Ron Klain writes that Republican discord may result in a strong third party candidate and a divided conservative electorate in his new column, “Republicans May Be Trampled By Bull Moose Revival:”
Last week, President Barack Obama gave a speech whose location, tone and language consciously evoked an address by Theodore Roosevelt at the outset of the 1912 presidential campaign. The deliberate historical echo, however, raised an intriguing question: Will Obama’s 2012 effort bear a closer resemblance to the one waged by Woodrow Wilson, Roosevelt’s opponent, than to the race run by TR himself?
Observers have noted the many similarities between Obama and Wilson. Both were scholarly, brilliant, and accomplished authors before becoming president. Both drew political strength from their gifts as speakers, and relied far less on conventional political attributes, such as an aptitude for backslapping and schmoozing. Both came from the reformist wing of their party, with little support from the insiders.
But the most intriguing similarity has only begun to take shape in recent weeks: Like Wilson in 1912, Obama may face a Republican Party that is unable to unite behind a single choice and whose voters would have to choose between two candidates on the ballot in the fall.

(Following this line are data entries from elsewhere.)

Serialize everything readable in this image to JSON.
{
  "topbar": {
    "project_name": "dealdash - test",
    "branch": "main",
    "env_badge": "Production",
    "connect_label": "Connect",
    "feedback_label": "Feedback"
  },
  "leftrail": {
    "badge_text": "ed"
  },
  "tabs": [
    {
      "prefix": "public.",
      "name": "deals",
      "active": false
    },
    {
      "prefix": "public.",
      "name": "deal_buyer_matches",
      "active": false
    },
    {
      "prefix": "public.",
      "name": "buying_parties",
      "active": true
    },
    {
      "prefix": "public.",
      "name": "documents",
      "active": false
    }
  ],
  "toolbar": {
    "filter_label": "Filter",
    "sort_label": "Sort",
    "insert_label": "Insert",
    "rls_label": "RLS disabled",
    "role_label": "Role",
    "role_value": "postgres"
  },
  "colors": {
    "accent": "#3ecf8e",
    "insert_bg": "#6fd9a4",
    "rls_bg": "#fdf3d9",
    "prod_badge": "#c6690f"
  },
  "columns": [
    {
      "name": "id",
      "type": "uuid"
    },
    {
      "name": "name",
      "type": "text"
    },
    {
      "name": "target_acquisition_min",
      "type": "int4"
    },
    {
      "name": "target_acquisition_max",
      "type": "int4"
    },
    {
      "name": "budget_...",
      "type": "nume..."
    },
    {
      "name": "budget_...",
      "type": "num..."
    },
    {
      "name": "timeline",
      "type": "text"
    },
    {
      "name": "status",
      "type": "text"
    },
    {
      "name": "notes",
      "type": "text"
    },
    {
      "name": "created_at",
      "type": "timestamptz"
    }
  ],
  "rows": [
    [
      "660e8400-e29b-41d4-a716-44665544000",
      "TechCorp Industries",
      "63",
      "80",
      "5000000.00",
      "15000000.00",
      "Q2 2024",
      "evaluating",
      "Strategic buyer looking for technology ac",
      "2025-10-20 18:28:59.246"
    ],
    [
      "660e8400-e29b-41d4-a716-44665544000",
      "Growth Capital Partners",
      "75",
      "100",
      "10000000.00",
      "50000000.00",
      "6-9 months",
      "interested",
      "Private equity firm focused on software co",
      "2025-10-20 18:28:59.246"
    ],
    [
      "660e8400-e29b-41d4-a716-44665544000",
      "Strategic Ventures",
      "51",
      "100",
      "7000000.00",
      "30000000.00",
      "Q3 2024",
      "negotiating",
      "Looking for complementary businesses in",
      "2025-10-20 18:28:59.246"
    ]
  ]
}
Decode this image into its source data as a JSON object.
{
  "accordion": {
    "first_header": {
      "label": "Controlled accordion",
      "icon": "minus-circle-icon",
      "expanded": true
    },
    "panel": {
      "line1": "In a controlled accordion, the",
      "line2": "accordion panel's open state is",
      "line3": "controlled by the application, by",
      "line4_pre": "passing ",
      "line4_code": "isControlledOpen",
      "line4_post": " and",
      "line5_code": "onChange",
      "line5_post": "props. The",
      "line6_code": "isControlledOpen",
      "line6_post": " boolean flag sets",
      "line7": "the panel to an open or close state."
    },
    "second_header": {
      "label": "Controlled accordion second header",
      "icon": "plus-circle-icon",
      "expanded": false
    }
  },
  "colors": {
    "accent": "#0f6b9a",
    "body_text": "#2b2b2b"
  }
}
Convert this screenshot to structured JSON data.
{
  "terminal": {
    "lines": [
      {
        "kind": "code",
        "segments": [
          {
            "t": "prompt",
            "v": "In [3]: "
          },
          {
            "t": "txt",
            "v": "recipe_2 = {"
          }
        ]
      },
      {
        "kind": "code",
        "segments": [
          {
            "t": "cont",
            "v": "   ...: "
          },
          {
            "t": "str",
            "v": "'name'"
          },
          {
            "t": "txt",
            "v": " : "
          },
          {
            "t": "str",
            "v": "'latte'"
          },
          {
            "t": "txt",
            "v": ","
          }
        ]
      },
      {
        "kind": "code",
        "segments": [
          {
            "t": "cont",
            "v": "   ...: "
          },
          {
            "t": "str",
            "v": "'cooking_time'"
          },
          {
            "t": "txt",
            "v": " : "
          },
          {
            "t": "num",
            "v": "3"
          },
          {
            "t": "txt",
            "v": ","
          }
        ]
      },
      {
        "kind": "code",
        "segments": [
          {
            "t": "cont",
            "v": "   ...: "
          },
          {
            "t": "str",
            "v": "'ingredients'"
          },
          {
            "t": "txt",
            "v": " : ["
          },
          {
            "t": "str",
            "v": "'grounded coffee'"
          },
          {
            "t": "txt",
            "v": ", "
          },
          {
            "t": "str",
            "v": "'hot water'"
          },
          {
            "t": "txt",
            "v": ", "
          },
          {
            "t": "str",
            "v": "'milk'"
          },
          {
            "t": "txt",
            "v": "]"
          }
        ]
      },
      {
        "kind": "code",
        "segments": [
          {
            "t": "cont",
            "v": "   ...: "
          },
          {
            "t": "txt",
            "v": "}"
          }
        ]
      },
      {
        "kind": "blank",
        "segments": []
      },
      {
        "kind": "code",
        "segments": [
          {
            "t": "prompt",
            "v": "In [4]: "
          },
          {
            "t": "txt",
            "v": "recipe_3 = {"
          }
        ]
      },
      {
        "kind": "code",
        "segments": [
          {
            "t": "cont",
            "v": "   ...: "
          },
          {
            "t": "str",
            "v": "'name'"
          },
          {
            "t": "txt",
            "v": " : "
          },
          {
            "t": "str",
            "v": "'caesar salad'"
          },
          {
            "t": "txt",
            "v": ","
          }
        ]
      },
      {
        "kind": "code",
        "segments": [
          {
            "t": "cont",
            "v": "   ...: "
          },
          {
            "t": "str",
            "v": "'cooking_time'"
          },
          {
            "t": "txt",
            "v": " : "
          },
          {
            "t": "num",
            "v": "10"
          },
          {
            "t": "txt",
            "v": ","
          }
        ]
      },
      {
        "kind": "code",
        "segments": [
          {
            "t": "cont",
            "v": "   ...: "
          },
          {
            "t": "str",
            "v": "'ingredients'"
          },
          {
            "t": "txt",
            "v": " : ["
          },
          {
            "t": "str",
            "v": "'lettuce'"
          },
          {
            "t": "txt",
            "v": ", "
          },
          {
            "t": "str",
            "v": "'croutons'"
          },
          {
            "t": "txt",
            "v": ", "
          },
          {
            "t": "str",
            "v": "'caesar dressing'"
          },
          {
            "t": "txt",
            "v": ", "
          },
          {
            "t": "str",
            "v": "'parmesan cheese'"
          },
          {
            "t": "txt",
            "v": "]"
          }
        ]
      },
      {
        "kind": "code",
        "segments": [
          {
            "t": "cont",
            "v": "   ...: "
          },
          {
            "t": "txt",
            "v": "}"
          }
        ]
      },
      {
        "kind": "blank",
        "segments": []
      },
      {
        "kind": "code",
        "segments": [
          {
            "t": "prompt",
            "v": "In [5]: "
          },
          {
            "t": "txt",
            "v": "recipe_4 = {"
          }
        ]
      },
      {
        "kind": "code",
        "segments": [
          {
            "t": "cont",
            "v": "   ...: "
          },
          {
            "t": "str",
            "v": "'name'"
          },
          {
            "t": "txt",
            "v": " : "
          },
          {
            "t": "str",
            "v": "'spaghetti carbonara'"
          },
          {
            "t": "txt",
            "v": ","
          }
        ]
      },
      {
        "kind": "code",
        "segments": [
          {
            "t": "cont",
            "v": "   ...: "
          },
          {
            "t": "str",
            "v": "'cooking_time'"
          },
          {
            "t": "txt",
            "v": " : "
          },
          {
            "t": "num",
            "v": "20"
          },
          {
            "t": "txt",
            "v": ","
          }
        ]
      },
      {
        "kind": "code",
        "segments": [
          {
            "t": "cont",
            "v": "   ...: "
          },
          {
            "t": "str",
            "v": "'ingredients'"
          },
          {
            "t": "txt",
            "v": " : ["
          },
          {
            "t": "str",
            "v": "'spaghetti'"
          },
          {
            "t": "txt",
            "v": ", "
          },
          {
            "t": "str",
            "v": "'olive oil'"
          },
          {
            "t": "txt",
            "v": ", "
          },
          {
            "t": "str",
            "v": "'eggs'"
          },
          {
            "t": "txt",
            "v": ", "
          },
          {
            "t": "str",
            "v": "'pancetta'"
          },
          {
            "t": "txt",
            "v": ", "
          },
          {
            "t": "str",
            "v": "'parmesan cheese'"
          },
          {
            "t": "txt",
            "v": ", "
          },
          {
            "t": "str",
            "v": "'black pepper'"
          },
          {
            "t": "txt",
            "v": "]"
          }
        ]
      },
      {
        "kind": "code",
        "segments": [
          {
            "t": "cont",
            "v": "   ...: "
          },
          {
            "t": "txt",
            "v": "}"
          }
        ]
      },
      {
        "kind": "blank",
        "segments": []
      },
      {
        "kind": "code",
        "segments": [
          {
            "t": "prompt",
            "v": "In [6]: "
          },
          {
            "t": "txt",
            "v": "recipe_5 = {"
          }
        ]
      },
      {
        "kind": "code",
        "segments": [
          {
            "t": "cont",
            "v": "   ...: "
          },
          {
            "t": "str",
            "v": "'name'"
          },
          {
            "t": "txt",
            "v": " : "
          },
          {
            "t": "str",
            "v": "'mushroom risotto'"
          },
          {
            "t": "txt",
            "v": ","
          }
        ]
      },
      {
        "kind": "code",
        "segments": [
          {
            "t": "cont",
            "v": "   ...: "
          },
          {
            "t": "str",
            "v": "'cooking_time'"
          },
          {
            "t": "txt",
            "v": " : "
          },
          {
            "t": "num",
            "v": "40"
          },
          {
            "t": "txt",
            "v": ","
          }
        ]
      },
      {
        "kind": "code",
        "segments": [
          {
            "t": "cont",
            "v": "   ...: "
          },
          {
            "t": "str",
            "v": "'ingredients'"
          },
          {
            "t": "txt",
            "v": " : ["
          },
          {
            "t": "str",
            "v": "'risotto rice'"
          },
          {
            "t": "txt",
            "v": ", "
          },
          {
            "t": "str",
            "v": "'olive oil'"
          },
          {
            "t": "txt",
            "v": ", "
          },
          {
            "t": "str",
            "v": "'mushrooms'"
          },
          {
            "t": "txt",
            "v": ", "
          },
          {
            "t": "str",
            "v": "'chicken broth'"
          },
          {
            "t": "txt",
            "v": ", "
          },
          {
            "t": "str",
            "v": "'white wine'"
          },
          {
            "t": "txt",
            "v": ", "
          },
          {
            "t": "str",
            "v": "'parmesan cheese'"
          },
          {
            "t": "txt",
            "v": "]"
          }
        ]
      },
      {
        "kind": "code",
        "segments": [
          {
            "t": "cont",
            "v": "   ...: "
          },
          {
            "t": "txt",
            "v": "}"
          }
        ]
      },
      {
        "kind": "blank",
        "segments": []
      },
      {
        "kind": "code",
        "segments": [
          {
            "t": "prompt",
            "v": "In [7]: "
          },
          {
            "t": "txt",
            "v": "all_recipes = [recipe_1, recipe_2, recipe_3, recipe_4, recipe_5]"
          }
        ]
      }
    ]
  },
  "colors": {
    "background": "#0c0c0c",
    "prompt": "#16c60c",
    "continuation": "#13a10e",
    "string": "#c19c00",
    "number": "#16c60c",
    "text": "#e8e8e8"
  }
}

In 1912, conservative Republicans refused to support the nomination of the party’s most popular figure — former President Teddy Roosevelt — and instead backed the preferred candidate of the right wing: incumbent President William Howard Taft. Roosevelt then ran as a third-party candidate, divided the Republican vote with Taft, and Wilson, the Democratic nominee, won an Electoral College landslide.
Could a similar scenario unfold next year?